The incident sparked national outrage after a video of the attack went viral. It forced politicians to pass tougher laws on harassment against women in August, whereby perpetrators could be fined between €90 and €750 on the spot for offences including catcalling, "upskirting," or making lewd comments.
But Laguerre's fight didn't end there.
The 22-year-old architecture student spoke to Euronews about how she started an online forum for women to anonymously share their stories of harassment following the attack. On Saturday, she will take part in a protest in Paris, marching to fight violence against women.
Fighting online harassment
Next week, Laguerre said she will be pressing charges against online harassers who have threatened her life.
"[Online harassers] said I was lying, wanted attention or was too ugly to be catcalled," she said.
"They insulted me, threatened to rape me and said [the attacker] should’ve killed me, she added, claiming that she had saved up to 100 messages as proof for the charges.

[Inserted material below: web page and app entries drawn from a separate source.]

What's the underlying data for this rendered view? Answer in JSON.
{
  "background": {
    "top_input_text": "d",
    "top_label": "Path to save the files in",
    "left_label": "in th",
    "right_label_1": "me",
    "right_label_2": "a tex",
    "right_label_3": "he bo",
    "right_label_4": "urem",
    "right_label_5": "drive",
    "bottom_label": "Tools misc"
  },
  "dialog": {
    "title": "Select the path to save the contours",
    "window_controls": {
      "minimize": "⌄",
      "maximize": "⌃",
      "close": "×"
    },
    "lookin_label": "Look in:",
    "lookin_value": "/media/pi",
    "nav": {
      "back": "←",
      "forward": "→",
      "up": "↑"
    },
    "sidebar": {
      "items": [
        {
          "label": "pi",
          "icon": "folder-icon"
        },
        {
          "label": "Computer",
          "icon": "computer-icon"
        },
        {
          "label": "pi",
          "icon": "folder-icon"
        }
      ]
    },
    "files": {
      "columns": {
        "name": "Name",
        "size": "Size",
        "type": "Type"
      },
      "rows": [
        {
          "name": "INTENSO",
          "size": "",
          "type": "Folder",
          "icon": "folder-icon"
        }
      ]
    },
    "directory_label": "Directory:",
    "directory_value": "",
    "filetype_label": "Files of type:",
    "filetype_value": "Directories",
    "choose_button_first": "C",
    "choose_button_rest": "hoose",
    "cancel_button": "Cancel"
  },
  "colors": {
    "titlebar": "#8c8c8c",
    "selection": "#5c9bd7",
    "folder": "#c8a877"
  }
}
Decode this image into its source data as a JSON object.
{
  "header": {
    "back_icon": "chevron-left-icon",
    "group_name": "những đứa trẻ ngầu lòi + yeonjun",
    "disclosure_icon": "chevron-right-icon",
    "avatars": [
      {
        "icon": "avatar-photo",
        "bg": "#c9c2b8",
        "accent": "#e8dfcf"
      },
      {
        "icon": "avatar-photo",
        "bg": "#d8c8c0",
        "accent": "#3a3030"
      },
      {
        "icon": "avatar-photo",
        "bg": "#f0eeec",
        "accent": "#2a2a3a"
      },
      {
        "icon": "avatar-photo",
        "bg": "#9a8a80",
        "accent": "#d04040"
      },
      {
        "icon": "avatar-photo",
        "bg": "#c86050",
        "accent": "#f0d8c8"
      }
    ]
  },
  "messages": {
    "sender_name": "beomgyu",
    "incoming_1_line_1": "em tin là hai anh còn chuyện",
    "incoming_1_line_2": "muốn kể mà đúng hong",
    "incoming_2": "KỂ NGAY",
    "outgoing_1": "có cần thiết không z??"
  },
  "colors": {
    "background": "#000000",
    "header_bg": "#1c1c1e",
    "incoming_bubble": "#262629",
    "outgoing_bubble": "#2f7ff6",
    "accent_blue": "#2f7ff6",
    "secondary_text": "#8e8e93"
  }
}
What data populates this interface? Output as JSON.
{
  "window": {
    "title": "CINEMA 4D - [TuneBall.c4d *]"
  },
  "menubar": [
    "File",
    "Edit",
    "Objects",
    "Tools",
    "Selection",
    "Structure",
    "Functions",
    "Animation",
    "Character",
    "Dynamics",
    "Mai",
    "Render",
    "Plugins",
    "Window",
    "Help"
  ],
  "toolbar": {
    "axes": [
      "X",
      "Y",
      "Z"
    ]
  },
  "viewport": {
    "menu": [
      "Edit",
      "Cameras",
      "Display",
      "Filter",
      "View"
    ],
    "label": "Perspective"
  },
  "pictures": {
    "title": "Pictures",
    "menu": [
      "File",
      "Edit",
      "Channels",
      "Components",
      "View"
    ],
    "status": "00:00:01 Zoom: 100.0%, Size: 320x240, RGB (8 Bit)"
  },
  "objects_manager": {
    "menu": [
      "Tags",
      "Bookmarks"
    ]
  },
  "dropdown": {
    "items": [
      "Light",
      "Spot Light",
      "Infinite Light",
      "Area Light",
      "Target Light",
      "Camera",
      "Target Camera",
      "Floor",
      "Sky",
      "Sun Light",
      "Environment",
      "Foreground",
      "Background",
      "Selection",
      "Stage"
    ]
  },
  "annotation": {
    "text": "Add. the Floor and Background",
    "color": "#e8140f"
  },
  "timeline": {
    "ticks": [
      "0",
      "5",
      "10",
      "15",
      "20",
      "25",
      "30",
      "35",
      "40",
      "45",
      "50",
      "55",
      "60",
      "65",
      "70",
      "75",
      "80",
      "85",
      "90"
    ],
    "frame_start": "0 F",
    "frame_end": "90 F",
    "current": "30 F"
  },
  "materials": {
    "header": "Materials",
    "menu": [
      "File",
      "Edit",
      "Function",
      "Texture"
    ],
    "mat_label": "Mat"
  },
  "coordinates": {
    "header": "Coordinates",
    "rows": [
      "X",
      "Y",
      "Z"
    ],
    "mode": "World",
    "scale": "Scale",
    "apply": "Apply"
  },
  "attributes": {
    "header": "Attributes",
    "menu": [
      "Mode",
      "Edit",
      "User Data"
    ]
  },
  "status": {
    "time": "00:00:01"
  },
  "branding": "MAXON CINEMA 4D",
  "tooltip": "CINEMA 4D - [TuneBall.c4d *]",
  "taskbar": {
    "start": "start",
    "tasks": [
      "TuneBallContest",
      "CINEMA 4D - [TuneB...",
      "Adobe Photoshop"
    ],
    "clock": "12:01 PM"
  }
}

Her attacker, 25-year-old homeless man Firas M., already had a criminal record for violence against his mother and for pimping.
He was fined €2,000 and is now serving a six-month prison sentence for aggravated violence for attacking Laguerre. He was forced to undergo psychological analysis and complete a sensitivity training course about violence against women. He is barred from contacting Laguerre.
On Laguerre's forum, women shared stories ranging from being "catcalled" to cases of rape and incest.
"I'm trying to make the site better," Laguerre said, adding that she is improving it with resources for victims of abuse after hearing their heartbreaking stories.
On Saturday, Laguerre marched in Paris on the eve of the International Day for the Elimination of Violence Against Women.
"[Women] face violence in many different forms, every day. It can be harassment, insults, aggression, sexual assault, rape and also murder. This happens every day in France but also in the world and we just want to say that we've had enough," she said.
Barriers to progress
Laguerre cited religion, patriarchal traditional societies and the lack of education and awareness as some of the barriers to achieving gender equality.
"In general, not everybody understands how bad it is for women. Men don’t see or feel or live the violence we go through. When you don’t know it happens, or when you don’t go through it, you don’t fight for it because you don’t know it happens."
"I haven't thought about [forgivness]... when a man is violent, it’s not enough to put them in prison, it’s about educating them to have them understand what they did is wrong because he’s just one guy. It’s not just him, I hold a grudge on our culture," she said.